Leadership. A character's Leadership score reflects his ability to command with authority and have NPCs obey his/her orders. Leadership checks are needed only if a character orders an NPC to do something dangerous, or has mistreated the NPC. Under normal conditions NPCs who work for a character will always obey that character. If characters try to give orders to strangers, the referee must decide how likely the stranger is to obey.

Leadership also is used to bargain with NPCs. The referee should not let characters with high Leadership scores trade junk for valuable merchandise, but a successful Leadership check will get a better deal for the character, or convince reluctant NPCs to deal with the character. Characters can bargain for information as well as merchandise.

More information about the effect of Leadership on NPCs can be found in the rule section on NPCs.


Characters can increase their ability scores, and racial abilities, and gain skills through adventuring. As characters adventure, they learn from their experiences and improve themselves through practice. In STAR FRONTIERS games, this type of experience is recorded with experience points (XP). The referee hands out experience points at the end of an adventure to reward characters' performance and success. If a character performed beyond the expectations of his employer, he will receive more experience. If he failed miserably at his task, he will receive less experience.

Improving Abilities

Players can increase their characters' ability scores by trading 1 XP to raise an ability score 1 point. No ability score can ever be raised above 100.

EXAMPLE: Rex Dexter earned 5 XP in his latest adventure. The player decides to spend 3 XP increasing Rex's Logic score from 50 to 53, and 2 points increasing his Personality from 65 to 67.

Certain Racial Abilities (Lie Detection, Comprehension and Battle Rage) also can be increased by trading 1 XP to increase the ability 1 point. Racial Abilities cannot be raised above 100.

Obviously, increasing a character's ability scores will improve his chances to perform special actions, will improve his chanccs to hit in combat by increasing Dexterity, and will increase his chances to survive by increasing his Stamina. Raising ability scores also can replace points lost permanently to disease or tissue deterioration in a freeze field.


Characters can learn skills which allow them to perform special actions. Each skill has six levels of expertise. A character can raise his skill levels by spending experience points. Experiences points can be traded to gain a level 1 skill or to increase a skill the character already has to the next level. The number of XP that must be traded for each skill and skill level is described in the SKILLS section.


The five major races in the Frontier are described on the following pages. Players can choose to have a Dralasite, Human, Vrusk, or Yazirian characters. Sathar should be NPCs only.

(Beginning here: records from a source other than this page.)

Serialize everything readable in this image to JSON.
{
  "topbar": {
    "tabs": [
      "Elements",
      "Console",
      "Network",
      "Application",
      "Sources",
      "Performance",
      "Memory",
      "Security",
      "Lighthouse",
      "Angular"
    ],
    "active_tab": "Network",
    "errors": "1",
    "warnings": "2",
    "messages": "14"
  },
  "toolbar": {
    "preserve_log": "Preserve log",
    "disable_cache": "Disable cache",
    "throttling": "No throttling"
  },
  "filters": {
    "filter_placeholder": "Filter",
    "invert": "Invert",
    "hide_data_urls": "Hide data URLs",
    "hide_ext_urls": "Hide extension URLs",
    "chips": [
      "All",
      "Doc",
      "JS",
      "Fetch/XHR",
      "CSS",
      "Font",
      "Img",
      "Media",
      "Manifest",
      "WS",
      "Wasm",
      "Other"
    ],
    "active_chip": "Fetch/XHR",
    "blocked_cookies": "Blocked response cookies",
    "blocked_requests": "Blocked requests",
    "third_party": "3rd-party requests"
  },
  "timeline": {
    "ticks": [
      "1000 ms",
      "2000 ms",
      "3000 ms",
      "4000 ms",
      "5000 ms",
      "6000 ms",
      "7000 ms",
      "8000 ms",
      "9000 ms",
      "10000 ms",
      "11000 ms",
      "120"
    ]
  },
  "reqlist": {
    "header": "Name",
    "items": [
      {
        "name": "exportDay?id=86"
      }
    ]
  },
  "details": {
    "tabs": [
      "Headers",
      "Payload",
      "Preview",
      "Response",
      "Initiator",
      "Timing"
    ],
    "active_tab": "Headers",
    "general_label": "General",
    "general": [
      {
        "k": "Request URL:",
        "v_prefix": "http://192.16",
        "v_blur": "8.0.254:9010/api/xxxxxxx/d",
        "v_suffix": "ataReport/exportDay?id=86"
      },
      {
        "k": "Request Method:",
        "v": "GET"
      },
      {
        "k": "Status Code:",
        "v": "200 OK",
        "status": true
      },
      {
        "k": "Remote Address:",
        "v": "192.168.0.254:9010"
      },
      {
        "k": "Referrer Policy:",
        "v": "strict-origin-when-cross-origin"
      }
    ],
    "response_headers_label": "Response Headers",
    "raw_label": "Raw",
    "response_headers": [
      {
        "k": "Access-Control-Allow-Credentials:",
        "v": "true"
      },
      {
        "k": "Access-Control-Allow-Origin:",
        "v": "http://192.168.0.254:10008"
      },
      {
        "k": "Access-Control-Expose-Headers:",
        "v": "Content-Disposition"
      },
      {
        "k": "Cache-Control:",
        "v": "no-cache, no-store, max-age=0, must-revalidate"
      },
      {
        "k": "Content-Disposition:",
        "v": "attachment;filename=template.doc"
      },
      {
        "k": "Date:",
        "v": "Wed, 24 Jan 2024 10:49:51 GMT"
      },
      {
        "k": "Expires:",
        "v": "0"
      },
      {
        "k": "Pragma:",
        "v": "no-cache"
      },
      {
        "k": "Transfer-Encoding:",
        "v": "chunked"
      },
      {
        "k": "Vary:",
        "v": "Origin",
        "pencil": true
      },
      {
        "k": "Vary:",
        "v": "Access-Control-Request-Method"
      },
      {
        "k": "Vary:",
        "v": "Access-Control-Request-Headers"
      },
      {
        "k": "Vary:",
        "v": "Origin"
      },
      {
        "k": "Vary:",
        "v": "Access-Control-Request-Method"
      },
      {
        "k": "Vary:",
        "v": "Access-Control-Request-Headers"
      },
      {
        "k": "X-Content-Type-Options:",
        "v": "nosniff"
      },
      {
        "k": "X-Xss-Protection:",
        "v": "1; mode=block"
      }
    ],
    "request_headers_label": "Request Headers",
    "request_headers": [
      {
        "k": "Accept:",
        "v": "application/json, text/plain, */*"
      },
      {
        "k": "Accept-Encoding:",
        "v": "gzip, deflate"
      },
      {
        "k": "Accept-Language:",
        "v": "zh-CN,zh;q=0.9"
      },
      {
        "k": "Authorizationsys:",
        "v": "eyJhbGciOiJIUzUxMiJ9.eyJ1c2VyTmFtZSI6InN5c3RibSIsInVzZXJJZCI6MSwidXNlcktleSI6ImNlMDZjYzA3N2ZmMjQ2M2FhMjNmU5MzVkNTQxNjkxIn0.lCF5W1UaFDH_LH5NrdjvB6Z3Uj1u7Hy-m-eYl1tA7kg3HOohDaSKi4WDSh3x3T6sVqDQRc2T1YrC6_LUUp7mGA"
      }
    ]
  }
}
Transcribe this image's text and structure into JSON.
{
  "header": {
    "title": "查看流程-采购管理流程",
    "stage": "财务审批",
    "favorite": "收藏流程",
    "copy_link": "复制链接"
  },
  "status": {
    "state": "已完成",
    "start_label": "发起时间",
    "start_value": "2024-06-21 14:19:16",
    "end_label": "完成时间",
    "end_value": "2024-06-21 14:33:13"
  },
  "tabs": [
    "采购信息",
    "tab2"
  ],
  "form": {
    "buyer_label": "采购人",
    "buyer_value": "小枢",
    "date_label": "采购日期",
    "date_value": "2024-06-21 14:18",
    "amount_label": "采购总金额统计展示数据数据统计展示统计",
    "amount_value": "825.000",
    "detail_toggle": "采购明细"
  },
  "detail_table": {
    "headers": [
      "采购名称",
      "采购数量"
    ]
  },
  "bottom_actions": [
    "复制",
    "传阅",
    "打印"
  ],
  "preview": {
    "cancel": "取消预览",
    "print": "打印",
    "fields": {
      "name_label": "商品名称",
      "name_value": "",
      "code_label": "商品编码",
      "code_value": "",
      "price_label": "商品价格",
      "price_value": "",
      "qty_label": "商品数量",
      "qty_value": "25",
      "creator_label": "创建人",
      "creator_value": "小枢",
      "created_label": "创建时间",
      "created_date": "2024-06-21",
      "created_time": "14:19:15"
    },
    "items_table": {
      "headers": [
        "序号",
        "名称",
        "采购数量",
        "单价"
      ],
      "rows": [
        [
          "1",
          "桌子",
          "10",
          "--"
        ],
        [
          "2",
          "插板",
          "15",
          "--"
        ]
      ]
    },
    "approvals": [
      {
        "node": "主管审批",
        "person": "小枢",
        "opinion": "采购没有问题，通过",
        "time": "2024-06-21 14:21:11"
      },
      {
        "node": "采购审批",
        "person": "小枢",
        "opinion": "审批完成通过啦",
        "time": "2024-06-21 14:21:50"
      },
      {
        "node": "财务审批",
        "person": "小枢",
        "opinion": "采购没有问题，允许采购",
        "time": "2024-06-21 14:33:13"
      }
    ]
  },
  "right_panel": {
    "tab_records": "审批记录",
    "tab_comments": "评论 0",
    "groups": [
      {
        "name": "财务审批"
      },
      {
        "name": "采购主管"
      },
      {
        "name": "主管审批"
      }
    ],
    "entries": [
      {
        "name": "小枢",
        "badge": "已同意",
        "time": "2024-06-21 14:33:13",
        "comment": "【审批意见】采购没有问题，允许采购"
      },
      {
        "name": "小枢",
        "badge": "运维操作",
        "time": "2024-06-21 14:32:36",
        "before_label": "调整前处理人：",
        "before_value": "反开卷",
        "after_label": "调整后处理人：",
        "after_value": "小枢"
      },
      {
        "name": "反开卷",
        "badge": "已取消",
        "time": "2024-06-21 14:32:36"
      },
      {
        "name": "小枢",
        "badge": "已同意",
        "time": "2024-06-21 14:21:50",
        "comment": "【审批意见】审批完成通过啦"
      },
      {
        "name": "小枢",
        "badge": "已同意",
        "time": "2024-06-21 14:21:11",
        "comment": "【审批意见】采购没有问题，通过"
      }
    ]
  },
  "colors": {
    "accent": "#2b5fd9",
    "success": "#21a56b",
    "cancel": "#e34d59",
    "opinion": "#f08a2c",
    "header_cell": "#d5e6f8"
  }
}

The five races are not the only intellegent races living in the Frontier; there are many other races native to planets in the area. However, these five are the only races that have managed to build starships and explore and colonize other worlds.